House Speaker John Boehner on Thursday proposed a short-term increase in the debt ceiling as a way to avoid what administration officials warn would be an economic catastrophe, putting the idea to President Obama ahead of a high-stakes White House meeting.
Boehner and his deputies announced the proposal after pitching it to rank-and-file Republicans in a closed meeting. The plan would allow for a six-week extension of the debt ceiling with no strings attached, as long as Obama and Democrats make a "real commitment" to negotiate over the partial government shutdown and a longer-term debt-ceiling hike.
"It's time for leadership," Boehner said.
Key Republican negotiators will head to the White House Thursday afternoon.
Inside the GOP caucus, reaction to the plan appeared to be mixed, with some voicing support and others voicing skepticism. One source said leadership was "taking the temperature of the conference" before taking the idea to Obama.
Without an agreement, Treasury officials warn the nation will be unable to pay all its bills by Oct. 17.
Notably, the emerging plan would not address the ongoing partial government shutdown, leaving that issue unresolved.
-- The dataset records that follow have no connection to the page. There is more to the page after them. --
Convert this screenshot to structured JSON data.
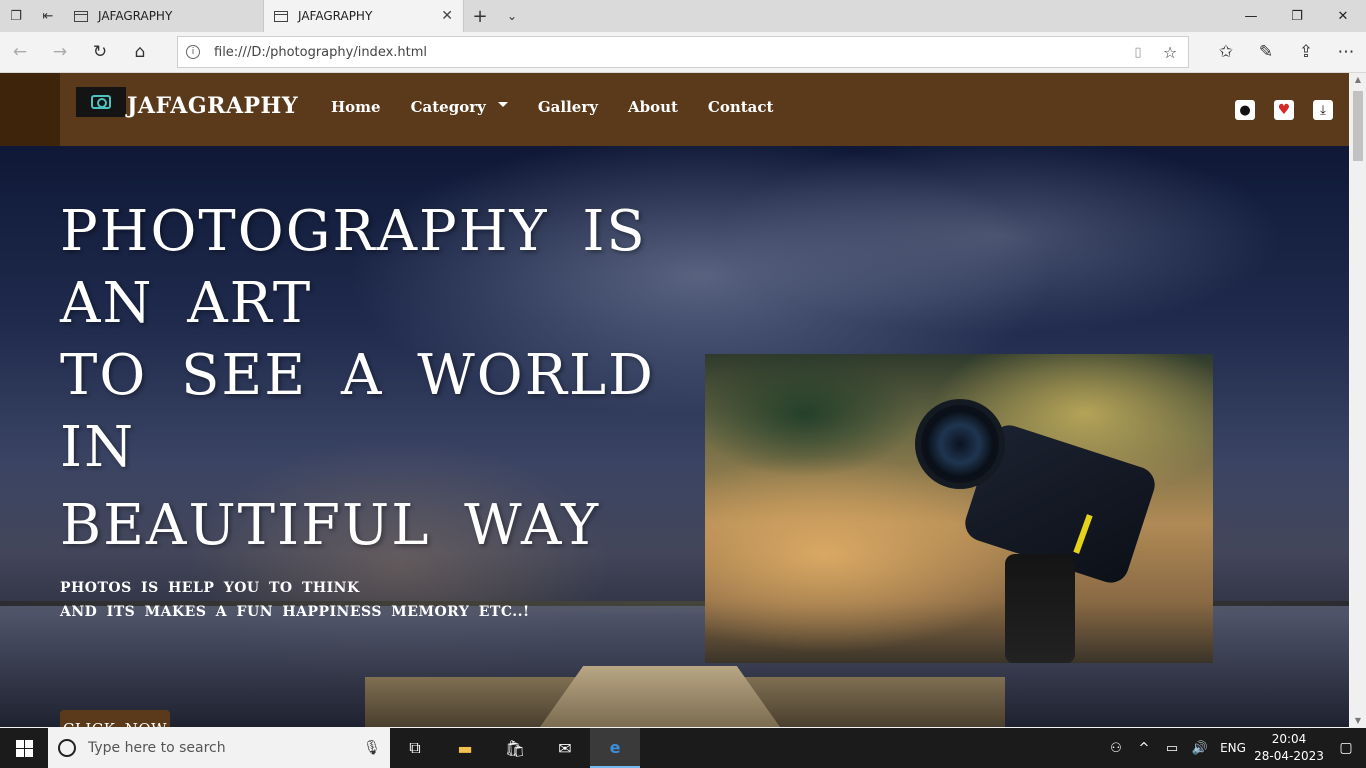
{
  "browser": {
    "tabs": [
      {
        "title": "JAFAGRAPHY",
        "active": false
      },
      {
        "title": "JAFAGRAPHY",
        "active": true
      }
    ],
    "url": "file:///D:/photography/index.html"
  },
  "site": {
    "brand": "JAFAGRAPHY",
    "nav": {
      "home": "Home",
      "category": "Category",
      "gallery": "Gallery",
      "about": "About",
      "contact": "Contact"
    },
    "hero": {
      "title_lines": [
        "PHOTOGRAPHY IS",
        "AN ART",
        "TO SEE A WORLD",
        "IN",
        "BEAUTIFUL WAY"
      ],
      "subtitle_lines": [
        "PHOTOS IS HELP YOU TO THINK",
        "AND ITS MAKES A FUN HAPPINESS MEMORY ETC..!"
      ],
      "cta": "CLICK NOW"
    },
    "colors": {
      "header": "#5a3a1a",
      "header_left": "#3e240b",
      "cta": "#5a3a1a"
    }
  },
  "taskbar": {
    "search_placeholder": "Type here to search",
    "language": "ENG",
    "time": "20:04",
    "date": "28-04-2023"
  }
}
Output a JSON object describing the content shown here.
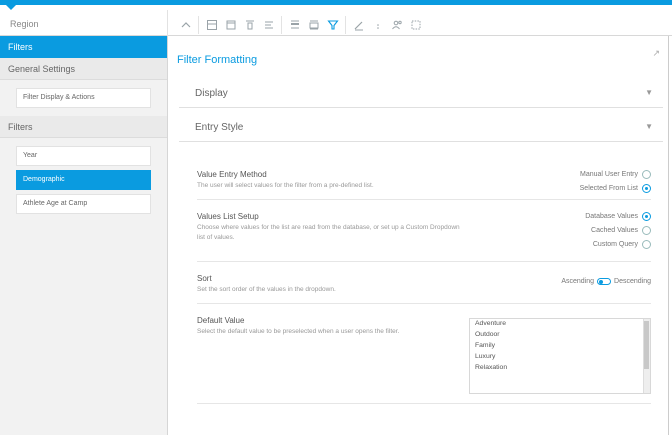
{
  "search": {
    "value": "Region"
  },
  "toolbar": {
    "icons": [
      "chevron-up-icon",
      "layout-icon",
      "box-icon",
      "align-icon",
      "list-icon",
      "columns-icon",
      "table-icon",
      "filter-icon",
      "pen-icon",
      "dots-icon",
      "people-icon",
      "dashed-box-icon"
    ]
  },
  "sidebar": {
    "filters_header": "Filters",
    "general_header": "General Settings",
    "general_items": [
      {
        "label": "Filter Display & Actions"
      }
    ],
    "filters_section_header": "Filters",
    "filter_items": [
      {
        "label": "Year"
      },
      {
        "label": "Demographic"
      },
      {
        "label": "Athlete Age at Camp"
      }
    ]
  },
  "main": {
    "title": "Filter Formatting",
    "sections": [
      {
        "label": "Display"
      },
      {
        "label": "Entry Style"
      }
    ],
    "options": [
      {
        "title": "Value Entry Method",
        "desc": "The user will select values for the filter from a pre-defined list.",
        "choices": [
          {
            "label": "Manual User Entry",
            "on": false
          },
          {
            "label": "Selected From List",
            "on": true
          }
        ]
      },
      {
        "title": "Values List Setup",
        "desc": "Choose where values for the list are read from the database, or set up a Custom Dropdown list of values.",
        "choices": [
          {
            "label": "Database Values",
            "on": true
          },
          {
            "label": "Cached Values",
            "on": false
          },
          {
            "label": "Custom Query",
            "on": false
          }
        ]
      },
      {
        "title": "Sort",
        "desc": "Set the sort order of the values in the dropdown.",
        "toggle_left": "Ascending",
        "toggle_right": "Descending"
      },
      {
        "title": "Default Value",
        "desc": "Select the default value to be preselected when a user opens the filter.",
        "list": [
          "Adventure",
          "Outdoor",
          "Family",
          "Luxury",
          "Relaxation"
        ]
      }
    ]
  },
  "colors": {
    "accent": "#0a9be0"
  }
}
The hope among GOP leaders is that a short-term debt-ceiling deal would bring Obama to the table to negotiate a new spending bill.
Obama has indicated he would consider signing a short-term deal. A statement from the White House, though, was non-committal over the new plan.
A White House official said "we are willing to look at any proposal Congress puts forward to end these manufactured crises" but will not "allow a faction of the Republicans in the House to hold the economy hostage to its extraneous and extreme political demands." The official said Obama still wants the House to pass a spending bill first, and raise the debt ceiling, before Obama will negotiate.
The official also reiterated that Obama would prefer a longer-term debt-ceiling increase, like the one-year extension the Senate is considering.
One source said the new GOP proposal would increase the debt ceiling through a hard deadline of Nov. 22, but also call for negotiators to be appointed to discuss the budget -- and require Obama to work with them on both the debt limit and budget.
Pressure is increasing on all sides to work out an agreement. Treasury Secretary Jacob Lew testified on Thursday that both stalemates are creating a drag on the economy and Wall Street.
He issued dire warnings about failing to raise the debt ceiling. He did not specifically warn that the government would be unable to pay interest on the debt, but said payments ranging from Social Security checks to Medicare reimbursements to military salaries could be halted by the end of the month.
He said some of the repercussions would be unpredictable since this is "uncharted territory."
"It would be chaos," Lew said.
Though some Republicans have accused the administration of exaggerating, many still do not want to toy with breaching the debt-ceiling deadline.
Senate Republicans are set to meet with Obama at the White House on Friday morning.
Fox News' Mike Emanuel, Chad Pergram and Fox Business Network's Rich Edson contributed to this report.